--- YOUR OBJECTIVE ---
What you return should match the material below line for line, except that no image appears in it.

--- DATASET EXTRACT ---

^^^^

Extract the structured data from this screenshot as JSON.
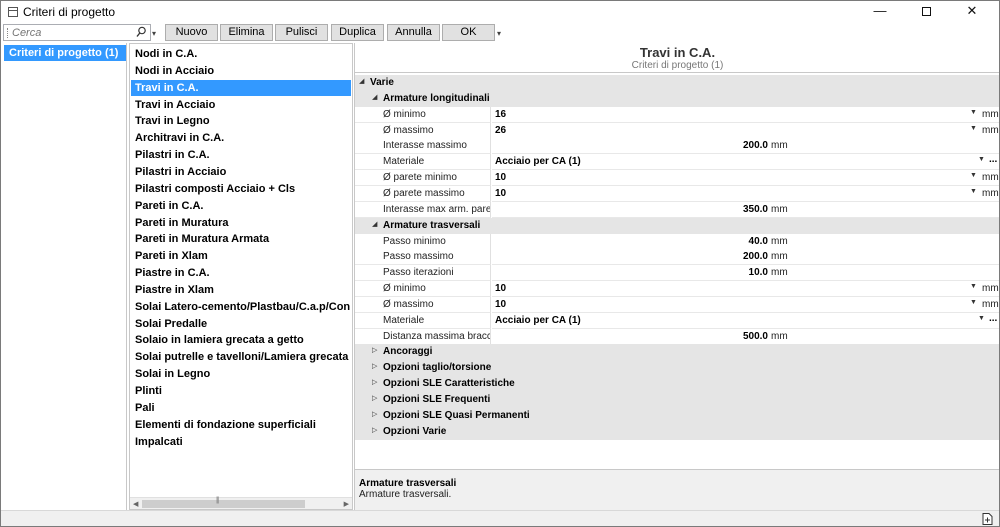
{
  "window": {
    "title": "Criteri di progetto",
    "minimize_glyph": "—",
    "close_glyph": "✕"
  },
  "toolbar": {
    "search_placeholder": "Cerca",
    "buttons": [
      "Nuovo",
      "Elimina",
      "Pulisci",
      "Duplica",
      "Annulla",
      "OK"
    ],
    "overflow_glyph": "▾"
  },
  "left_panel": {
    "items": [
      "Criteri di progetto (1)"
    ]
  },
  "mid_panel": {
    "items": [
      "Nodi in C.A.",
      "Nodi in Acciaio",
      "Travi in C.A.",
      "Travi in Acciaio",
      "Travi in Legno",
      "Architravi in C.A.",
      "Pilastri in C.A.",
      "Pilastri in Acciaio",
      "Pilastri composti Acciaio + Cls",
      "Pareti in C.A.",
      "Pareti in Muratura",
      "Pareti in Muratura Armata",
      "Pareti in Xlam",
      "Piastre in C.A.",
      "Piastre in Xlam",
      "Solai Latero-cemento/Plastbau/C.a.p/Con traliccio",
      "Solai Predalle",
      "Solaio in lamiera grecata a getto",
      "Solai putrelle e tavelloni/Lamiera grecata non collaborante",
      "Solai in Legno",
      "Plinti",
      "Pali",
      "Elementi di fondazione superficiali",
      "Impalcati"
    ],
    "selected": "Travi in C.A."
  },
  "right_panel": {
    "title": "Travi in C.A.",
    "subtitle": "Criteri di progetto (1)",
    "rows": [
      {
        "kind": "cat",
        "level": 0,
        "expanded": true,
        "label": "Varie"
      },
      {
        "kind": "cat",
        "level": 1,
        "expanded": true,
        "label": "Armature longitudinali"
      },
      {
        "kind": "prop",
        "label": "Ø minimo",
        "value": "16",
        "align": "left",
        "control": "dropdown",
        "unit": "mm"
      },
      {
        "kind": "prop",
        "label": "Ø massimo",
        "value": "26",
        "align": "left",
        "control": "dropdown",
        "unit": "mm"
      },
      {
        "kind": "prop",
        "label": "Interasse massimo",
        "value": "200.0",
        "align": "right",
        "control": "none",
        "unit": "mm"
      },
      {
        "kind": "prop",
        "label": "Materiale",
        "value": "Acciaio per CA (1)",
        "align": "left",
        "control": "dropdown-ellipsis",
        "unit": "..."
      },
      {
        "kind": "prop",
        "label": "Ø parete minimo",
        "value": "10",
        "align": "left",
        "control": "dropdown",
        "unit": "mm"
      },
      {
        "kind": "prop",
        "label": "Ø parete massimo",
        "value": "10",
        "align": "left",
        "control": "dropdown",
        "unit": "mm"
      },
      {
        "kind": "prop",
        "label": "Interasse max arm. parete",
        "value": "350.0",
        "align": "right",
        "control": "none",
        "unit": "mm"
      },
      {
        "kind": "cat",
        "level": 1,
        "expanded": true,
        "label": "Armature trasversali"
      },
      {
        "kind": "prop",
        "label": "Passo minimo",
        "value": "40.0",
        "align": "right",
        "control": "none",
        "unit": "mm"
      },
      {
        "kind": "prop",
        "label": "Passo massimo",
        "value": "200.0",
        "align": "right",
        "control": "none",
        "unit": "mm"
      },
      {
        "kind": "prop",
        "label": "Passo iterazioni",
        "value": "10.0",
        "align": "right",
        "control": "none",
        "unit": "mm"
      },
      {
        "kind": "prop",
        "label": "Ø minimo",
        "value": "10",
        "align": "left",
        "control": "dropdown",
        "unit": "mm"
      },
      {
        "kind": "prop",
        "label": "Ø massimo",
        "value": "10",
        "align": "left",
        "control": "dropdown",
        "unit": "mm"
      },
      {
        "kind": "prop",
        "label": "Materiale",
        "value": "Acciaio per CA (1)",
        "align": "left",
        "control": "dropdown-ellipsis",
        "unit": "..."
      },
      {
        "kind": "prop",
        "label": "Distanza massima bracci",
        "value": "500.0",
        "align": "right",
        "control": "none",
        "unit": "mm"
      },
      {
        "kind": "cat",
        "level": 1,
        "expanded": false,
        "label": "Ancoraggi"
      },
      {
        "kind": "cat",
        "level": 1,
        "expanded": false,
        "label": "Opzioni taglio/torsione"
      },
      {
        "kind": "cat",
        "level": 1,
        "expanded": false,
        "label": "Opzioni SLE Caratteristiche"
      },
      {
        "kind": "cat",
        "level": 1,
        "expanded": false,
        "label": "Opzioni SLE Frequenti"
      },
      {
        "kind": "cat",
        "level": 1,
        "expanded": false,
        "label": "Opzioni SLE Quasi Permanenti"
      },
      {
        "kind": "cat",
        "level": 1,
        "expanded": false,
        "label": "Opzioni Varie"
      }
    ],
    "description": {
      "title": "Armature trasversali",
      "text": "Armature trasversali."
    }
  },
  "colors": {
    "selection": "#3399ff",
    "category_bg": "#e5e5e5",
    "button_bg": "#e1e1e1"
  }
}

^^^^

--- REPLY ---
Extract the structured data from this screenshot as JSON.
{
  "window": {
    "title": "Criteri di progetto",
    "minimize_glyph": "—",
    "close_glyph": "✕"
  },
  "toolbar": {
    "search_placeholder": "Cerca",
    "buttons": [
      "Nuovo",
      "Elimina",
      "Pulisci",
      "Duplica",
      "Annulla",
      "OK"
    ],
    "overflow_glyph": "▾"
  },
  "left_panel": {
    "items": [
      "Criteri di progetto (1)"
    ]
  },
  "mid_panel": {
    "items": [
      "Nodi in C.A.",
      "Nodi in Acciaio",
      "Travi in C.A.",
      "Travi in Acciaio",
      "Travi in Legno",
      "Architravi in C.A.",
      "Pilastri in C.A.",
      "Pilastri in Acciaio",
      "Pilastri composti Acciaio + Cls",
      "Pareti in C.A.",
      "Pareti in Muratura",
      "Pareti in Muratura Armata",
      "Pareti in Xlam",
      "Piastre in C.A.",
      "Piastre in Xlam",
      "Solai Latero-cemento/Plastbau/C.a.p/Con traliccio",
      "Solai Predalle",
      "Solaio in lamiera grecata a getto",
      "Solai putrelle e tavelloni/Lamiera grecata non collaborante",
      "Solai in Legno",
      "Plinti",
      "Pali",
      "Elementi di fondazione superficiali",
      "Impalcati"
    ],
    "selected": "Travi in C.A."
  },
  "right_panel": {
    "title": "Travi in C.A.",
    "subtitle": "Criteri di progetto (1)",
    "rows": [
      {
        "kind": "cat",
        "level": 0,
        "expanded": true,
        "label": "Varie"
      },
      {
        "kind": "cat",
        "level": 1,
        "expanded": true,
        "label": "Armature longitudinali"
      },
      {
        "kind": "prop",
        "label": "Ø minimo",
        "value": "16",
        "align": "left",
        "control": "dropdown",
        "unit": "mm"
      },
      {
        "kind": "prop",
        "label": "Ø massimo",
        "value": "26",
        "align": "left",
        "control": "dropdown",
        "unit": "mm"
      },
      {
        "kind": "prop",
        "label": "Interasse massimo",
        "value": "200.0",
        "align": "right",
        "control": "none",
        "unit": "mm"
      },
      {
        "kind": "prop",
        "label": "Materiale",
        "value": "Acciaio per CA (1)",
        "align": "left",
        "control": "dropdown-ellipsis",
        "unit": "..."
      },
      {
        "kind": "prop",
        "label": "Ø parete minimo",
        "value": "10",
        "align": "left",
        "control": "dropdown",
        "unit": "mm"
      },
      {
        "kind": "prop",
        "label": "Ø parete massimo",
        "value": "10",
        "align": "left",
        "control": "dropdown",
        "unit": "mm"
      },
      {
        "kind": "prop",
        "label": "Interasse max arm. parete",
        "value": "350.0",
        "align": "right",
        "control": "none",
        "unit": "mm"
      },
      {
        "kind": "cat",
        "level": 1,
        "expanded": true,
        "label": "Armature trasversali"
      },
      {
        "kind": "prop",
        "label": "Passo minimo",
        "value": "40.0",
        "align": "right",
        "control": "none",
        "unit": "mm"
      },
      {
        "kind": "prop",
        "label": "Passo massimo",
        "value": "200.0",
        "align": "right",
        "control": "none",
        "unit": "mm"
      },
      {
        "kind": "prop",
        "label": "Passo iterazioni",
        "value": "10.0",
        "align": "right",
        "control": "none",
        "unit": "mm"
      },
      {
        "kind": "prop",
        "label": "Ø minimo",
        "value": "10",
        "align": "left",
        "control": "dropdown",
        "unit": "mm"
      },
      {
        "kind": "prop",
        "label": "Ø massimo",
        "value": "10",
        "align": "left",
        "control": "dropdown",
        "unit": "mm"
      },
      {
        "kind": "prop",
        "label": "Materiale",
        "value": "Acciaio per CA (1)",
        "align": "left",
        "control": "dropdown-ellipsis",
        "unit": "..."
      },
      {
        "kind": "prop",
        "label": "Distanza massima bracci",
        "value": "500.0",
        "align": "right",
        "control": "none",
        "unit": "mm"
      },
      {
        "kind": "cat",
        "level": 1,
        "expanded": false,
        "label": "Ancoraggi"
      },
      {
        "kind": "cat",
        "level": 1,
        "expanded": false,
        "label": "Opzioni taglio/torsione"
      },
      {
        "kind": "cat",
        "level": 1,
        "expanded": false,
        "label": "Opzioni SLE Caratteristiche"
      },
      {
        "kind": "cat",
        "level": 1,
        "expanded": false,
        "label": "Opzioni SLE Frequenti"
      },
      {
        "kind": "cat",
        "level": 1,
        "expanded": false,
        "label": "Opzioni SLE Quasi Permanenti"
      },
      {
        "kind": "cat",
        "level": 1,
        "expanded": false,
        "label": "Opzioni Varie"
      }
    ],
    "description": {
      "title": "Armature trasversali",
      "text": "Armature trasversali."
    }
  },
  "colors": {
    "selection": "#3399ff",
    "category_bg": "#e5e5e5",
    "button_bg": "#e1e1e1"
  }
}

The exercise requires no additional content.